(See below for a live streaming link to the event at 1PM EST / 10AM PST)


As it turns out, it's difficult to live blog a hearing from the witness testimony seat (but one could dream).

I've just landed on a flight from DC to Denver to meet with our product team and continue building.

But before we move on, here are a few highlights and observations from the day:

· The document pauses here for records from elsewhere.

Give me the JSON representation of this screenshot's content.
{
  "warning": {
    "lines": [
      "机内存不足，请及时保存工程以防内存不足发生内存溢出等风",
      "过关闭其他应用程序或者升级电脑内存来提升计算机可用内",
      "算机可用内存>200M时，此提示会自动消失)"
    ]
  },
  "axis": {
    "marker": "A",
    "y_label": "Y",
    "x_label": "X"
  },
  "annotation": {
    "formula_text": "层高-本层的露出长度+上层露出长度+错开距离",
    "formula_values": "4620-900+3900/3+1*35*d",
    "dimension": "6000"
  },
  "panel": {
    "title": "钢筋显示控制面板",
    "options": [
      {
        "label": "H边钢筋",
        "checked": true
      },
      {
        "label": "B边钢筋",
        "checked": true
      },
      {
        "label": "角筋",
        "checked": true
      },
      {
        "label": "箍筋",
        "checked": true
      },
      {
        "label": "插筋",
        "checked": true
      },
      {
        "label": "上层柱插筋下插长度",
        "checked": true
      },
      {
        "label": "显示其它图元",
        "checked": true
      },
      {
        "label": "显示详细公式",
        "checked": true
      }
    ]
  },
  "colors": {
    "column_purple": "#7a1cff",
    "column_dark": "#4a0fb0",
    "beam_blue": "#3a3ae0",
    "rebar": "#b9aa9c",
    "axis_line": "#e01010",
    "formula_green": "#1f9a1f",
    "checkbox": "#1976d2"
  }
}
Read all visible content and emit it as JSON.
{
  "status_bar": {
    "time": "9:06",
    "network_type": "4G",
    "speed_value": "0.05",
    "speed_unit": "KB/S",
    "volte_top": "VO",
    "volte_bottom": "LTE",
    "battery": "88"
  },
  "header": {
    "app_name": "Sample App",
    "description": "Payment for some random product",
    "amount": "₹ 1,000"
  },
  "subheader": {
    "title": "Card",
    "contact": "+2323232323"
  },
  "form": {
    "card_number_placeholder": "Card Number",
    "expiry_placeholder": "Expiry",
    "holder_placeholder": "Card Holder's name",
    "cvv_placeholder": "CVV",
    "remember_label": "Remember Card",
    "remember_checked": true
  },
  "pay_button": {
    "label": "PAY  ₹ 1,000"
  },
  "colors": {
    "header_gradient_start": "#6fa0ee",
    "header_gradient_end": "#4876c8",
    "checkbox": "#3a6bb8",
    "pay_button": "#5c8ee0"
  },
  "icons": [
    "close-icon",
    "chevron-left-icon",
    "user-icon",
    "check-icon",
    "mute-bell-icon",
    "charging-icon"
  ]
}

  • Staffers let me know that this was a very solid turnout for the health subcommittee, which means healthcare affordability is a big issue for them.
  • Many subcommittee members came with prepared remarks and key issues. 340B was hit hard (both pro and con), as were hospital transparency compliance and site-neutral payments.
  • PBMs came under massive scrutiny from all members. In spite of this, I was surprised that there was no mention of the prescription drug negotiated rates MRF requirement from Transparency in Coverage, which is currently sitting in regulatory purgatory somewhere. I'm not an expert on rx, but there is a huge swell of innovation waiting to take place if this MRF requirement sees the light of day.
  • It was interesting to hear a congressman remark as an aside that it pained him the price transparency laws came by way of executive order instead of Congress, but that in this case it was warranted as Congress had been unable to pass anything on its own.
  • I was intrigued by references to different state laws and best practices drawn from individual states. I have a note to read about a TX draft law, (I wrote "3218"), which I didn't know about previously and seems to have an interesting spin on guaranteed upfront prices.
  • I think we repeated the need for an enforced hospital standard enough times that everyone got the message. However, we'll see if this comes to fruition any time soon. Last we heard, this was targeted for 1/1/25.
  • One line of questioning from Rep. Obernolte (CA) really stood out, as he particularly dug into the setup of Singapore's health system. He asked about innovative models such as funded healthcare spending accounts that could roll over into savings if unspent. I think it's always a good idea to look at other developed countries (particularly Singapore and a few others) and either draw ideas to inspire policy or even just business model innovation.
  • I was honored to testify alongside the other witnesses; those are some very smart people that know what they're talking about!
  • The decorum and etiquette of the Subcommittee was entertaining. They religiously followed the 5 minute timer, never said first names, and used fancy sayings like "I yield the remainder of my time."

That's a wrap on DC until Turquoise is back for a full week in late April. I yield the remainder of my time - to sleep!


Opening remarks delivered.


Definitely elevated.


Headed to "the Hill." Eager to report back on its actual topography.

10:22am (under 3 hours to hearing time)

My talking points today will stick to what our data is showing us at Turquoise. We're ingesting data from all payer websites every month and all hospital websites every quarter. To get a glimpse of what we're seeing, here's a March 2023 Progress report with some visualizations on the payer disclosures (I've linked to this in my written statement which will be distributed today):

I also have a handy fact sheet with transparency data stats that the Turquoise solutions engineering team prepared. Does anyone know how many ping pong balls could fit in a 747? Just in case they ask.


Non-controversial DC take: people dress nicer here than in San Diego. Great prep advice from a confidant!


Greetings from DC! I figured it would be fun to live blog the day. I woke up this morning realizing that if I'm going to read prepared remarks, I'll need to print them. Like any real tech CEO, I spent a good amount of time finding a printer. We're good to go and the cherry blossoms are in bloom:

Sneak preview if you have good eyes.

Watch Co-Founder and CEO, Chris Severn as he testifies live before congress.